◆ DATA SUPPLIED:
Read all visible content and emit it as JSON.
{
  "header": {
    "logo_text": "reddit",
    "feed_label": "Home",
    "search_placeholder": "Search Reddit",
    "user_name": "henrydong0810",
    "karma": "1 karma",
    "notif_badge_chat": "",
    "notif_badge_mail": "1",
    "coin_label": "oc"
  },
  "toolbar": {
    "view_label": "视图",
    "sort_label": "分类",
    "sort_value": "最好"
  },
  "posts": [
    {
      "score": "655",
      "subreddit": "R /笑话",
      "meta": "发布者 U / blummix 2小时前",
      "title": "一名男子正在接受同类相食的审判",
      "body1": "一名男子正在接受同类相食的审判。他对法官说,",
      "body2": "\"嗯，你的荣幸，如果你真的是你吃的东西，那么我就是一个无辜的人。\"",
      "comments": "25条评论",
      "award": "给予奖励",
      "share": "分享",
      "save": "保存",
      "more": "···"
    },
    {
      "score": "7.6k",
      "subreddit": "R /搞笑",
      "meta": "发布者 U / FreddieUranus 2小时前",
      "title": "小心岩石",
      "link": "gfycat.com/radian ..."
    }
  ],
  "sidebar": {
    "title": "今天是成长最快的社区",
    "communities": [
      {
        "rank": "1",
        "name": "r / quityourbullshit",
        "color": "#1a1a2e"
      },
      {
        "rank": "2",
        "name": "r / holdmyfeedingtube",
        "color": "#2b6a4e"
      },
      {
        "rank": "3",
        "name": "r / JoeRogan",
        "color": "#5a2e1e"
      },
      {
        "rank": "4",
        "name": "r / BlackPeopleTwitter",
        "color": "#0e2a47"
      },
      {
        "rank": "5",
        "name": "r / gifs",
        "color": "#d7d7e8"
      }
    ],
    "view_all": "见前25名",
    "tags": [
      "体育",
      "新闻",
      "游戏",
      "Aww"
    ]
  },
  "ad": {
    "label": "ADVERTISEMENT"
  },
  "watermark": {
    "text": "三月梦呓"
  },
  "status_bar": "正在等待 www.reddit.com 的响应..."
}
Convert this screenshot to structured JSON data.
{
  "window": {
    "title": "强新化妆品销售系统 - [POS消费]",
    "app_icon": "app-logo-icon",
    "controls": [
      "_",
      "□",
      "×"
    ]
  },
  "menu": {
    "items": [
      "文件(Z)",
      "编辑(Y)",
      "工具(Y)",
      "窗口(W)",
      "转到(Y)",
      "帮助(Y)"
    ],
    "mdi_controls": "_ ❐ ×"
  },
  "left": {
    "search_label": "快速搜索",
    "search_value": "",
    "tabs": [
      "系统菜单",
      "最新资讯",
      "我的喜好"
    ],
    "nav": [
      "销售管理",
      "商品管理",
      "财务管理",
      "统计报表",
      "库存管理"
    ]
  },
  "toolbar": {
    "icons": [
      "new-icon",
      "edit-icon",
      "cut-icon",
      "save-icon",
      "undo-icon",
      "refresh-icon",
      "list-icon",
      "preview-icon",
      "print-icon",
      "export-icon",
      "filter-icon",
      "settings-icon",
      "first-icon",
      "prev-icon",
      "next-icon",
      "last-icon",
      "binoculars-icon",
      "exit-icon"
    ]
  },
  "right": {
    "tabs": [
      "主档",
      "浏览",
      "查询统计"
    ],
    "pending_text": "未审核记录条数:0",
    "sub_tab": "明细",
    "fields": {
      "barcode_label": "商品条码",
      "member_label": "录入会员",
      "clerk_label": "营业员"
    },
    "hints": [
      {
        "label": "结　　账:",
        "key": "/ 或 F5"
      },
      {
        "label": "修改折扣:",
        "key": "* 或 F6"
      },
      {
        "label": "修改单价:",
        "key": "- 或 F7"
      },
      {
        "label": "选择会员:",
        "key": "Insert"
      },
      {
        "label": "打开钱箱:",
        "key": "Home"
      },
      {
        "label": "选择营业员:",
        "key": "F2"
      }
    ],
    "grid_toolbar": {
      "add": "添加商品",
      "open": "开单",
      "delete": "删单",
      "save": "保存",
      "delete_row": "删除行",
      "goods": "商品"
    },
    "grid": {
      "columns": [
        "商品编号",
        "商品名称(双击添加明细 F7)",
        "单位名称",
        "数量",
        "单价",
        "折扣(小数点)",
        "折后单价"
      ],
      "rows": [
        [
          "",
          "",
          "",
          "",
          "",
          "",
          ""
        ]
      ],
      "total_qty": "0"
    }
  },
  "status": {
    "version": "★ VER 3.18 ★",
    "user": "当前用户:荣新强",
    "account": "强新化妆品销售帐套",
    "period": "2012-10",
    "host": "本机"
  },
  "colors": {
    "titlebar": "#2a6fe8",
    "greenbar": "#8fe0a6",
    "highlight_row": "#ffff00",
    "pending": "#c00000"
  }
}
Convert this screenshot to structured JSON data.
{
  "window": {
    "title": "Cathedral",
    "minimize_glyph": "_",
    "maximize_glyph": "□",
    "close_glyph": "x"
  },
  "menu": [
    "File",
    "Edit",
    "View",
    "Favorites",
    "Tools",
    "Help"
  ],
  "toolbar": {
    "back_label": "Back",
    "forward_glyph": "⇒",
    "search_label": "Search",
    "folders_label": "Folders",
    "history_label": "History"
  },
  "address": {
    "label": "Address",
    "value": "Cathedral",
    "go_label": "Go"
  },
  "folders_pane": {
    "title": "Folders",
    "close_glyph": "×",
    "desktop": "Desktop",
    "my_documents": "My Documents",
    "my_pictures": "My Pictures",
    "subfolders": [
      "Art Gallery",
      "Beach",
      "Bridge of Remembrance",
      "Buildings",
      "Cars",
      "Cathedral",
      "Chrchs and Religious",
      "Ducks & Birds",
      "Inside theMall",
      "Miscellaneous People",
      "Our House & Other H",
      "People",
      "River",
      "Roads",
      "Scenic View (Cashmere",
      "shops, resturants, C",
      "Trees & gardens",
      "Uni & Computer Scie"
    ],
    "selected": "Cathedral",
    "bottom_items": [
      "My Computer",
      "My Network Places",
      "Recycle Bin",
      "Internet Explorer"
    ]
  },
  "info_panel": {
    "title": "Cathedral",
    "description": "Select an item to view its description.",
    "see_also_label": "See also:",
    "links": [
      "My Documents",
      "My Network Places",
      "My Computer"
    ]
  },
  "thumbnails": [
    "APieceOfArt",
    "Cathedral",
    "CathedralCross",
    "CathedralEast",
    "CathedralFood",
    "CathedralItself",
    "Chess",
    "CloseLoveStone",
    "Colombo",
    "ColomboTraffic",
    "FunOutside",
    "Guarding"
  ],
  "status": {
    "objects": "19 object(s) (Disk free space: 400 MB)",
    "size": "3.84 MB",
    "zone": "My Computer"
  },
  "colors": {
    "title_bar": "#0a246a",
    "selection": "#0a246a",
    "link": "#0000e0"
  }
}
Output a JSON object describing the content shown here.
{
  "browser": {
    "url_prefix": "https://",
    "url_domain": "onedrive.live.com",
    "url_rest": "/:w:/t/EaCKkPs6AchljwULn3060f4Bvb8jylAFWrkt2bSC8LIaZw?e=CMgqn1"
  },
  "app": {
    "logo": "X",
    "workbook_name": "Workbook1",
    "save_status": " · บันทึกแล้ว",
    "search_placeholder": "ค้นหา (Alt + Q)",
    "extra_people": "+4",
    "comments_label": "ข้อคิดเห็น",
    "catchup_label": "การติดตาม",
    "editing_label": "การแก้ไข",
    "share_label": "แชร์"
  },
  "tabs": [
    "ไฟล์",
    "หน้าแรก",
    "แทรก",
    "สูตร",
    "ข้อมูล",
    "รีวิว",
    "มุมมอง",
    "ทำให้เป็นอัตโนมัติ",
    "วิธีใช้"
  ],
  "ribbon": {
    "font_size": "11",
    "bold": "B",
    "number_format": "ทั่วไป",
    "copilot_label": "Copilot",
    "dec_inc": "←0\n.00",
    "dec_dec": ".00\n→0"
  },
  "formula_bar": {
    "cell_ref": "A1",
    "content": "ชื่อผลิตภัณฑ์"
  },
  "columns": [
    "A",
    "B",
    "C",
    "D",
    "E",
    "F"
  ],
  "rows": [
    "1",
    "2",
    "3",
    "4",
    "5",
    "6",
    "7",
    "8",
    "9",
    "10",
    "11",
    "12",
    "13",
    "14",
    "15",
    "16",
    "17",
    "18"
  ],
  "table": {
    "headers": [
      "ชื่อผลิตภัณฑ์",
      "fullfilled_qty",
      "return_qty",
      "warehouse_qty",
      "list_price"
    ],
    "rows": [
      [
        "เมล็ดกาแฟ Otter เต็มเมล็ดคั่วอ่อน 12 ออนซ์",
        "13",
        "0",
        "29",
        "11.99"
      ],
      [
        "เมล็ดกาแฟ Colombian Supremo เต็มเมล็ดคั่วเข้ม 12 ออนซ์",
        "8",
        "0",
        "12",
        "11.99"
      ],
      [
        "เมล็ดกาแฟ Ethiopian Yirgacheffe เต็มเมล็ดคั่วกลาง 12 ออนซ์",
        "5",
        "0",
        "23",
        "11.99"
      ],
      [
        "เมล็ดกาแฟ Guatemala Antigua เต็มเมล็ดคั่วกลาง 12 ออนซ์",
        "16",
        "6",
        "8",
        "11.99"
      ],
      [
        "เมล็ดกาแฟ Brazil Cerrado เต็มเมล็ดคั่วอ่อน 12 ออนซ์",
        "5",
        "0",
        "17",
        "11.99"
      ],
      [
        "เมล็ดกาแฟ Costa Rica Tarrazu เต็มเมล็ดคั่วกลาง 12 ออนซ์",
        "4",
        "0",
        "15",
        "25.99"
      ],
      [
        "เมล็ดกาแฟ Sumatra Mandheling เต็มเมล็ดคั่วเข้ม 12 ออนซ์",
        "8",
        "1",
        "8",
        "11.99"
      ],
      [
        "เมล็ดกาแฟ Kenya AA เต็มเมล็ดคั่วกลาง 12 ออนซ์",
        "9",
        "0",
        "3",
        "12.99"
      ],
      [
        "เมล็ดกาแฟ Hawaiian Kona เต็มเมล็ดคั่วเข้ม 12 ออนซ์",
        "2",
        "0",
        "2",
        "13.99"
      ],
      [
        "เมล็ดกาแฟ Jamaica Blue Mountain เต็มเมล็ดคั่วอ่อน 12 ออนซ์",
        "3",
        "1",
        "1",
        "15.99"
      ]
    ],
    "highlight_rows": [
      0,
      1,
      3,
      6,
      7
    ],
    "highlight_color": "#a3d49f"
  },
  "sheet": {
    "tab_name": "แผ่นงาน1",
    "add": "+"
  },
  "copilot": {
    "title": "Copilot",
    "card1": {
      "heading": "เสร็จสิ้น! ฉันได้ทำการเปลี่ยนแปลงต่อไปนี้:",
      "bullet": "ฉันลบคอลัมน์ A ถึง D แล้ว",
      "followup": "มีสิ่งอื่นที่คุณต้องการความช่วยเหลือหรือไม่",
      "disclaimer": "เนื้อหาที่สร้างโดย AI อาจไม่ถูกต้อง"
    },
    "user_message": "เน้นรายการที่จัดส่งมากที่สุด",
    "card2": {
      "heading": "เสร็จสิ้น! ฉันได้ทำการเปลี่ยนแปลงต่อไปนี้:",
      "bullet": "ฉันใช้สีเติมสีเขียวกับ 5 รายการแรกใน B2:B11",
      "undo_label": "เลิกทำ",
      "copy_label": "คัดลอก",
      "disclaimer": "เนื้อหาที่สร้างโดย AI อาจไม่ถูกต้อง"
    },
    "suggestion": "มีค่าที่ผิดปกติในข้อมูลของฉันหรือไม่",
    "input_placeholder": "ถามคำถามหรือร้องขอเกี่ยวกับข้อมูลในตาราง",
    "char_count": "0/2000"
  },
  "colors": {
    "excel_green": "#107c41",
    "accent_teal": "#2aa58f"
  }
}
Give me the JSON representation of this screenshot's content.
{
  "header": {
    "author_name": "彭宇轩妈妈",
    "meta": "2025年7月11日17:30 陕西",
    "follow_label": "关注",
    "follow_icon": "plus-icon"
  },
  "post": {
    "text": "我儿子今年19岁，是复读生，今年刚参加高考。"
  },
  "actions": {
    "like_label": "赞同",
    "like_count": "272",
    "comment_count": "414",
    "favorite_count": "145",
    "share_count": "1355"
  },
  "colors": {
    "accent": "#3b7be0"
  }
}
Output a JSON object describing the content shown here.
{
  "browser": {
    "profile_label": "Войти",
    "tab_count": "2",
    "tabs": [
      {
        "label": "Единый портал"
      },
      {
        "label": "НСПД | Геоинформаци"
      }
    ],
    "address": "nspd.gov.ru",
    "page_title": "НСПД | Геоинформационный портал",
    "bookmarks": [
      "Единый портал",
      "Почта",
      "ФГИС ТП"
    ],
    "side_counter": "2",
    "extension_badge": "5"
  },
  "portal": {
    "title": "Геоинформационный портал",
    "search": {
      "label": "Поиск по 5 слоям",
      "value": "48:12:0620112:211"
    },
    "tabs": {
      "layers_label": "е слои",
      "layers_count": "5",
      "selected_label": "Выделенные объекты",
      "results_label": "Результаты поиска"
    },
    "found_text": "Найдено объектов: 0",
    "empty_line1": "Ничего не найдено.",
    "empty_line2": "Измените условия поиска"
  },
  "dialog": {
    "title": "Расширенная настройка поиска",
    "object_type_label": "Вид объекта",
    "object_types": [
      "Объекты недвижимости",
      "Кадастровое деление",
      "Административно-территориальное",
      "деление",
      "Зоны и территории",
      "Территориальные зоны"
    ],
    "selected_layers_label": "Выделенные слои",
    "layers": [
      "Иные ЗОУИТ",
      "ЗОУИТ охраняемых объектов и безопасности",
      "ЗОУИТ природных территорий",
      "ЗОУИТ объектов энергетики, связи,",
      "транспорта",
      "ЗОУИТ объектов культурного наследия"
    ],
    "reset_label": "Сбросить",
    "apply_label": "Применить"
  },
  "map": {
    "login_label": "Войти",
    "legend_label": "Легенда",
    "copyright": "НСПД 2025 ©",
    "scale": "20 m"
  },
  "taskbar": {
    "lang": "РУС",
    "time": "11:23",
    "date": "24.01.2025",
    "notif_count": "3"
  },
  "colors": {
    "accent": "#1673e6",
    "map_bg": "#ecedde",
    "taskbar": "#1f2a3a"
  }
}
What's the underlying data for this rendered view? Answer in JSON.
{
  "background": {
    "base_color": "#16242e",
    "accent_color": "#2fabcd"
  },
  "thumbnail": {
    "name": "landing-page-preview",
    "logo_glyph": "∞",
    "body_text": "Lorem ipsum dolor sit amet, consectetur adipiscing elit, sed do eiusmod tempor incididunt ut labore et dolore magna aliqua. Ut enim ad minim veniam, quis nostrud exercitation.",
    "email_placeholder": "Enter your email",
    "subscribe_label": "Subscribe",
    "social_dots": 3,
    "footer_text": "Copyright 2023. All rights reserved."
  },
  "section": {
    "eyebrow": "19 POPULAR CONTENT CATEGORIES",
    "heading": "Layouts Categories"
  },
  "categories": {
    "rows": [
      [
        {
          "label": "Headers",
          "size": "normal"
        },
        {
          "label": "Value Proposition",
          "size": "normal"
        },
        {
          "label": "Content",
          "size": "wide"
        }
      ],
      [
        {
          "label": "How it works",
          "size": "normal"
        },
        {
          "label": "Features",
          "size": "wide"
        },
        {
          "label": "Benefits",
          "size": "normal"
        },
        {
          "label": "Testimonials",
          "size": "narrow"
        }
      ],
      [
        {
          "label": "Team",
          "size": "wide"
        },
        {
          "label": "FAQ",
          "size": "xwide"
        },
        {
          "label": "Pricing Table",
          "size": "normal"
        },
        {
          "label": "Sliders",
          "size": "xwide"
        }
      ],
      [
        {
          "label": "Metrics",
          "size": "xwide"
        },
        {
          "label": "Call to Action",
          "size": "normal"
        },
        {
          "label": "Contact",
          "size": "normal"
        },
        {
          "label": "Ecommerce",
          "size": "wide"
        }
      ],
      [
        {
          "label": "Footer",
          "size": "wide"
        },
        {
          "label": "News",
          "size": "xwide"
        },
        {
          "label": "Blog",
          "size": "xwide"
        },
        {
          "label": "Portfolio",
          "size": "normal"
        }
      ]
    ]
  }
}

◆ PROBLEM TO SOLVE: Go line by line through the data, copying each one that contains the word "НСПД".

◆ SOLVED PROBLEM:
        "label": "НСПД | Геоинформаци"
    "page_title": "НСПД | Геоинформационный портал",
    "copyright": "НСПД 2025 ©",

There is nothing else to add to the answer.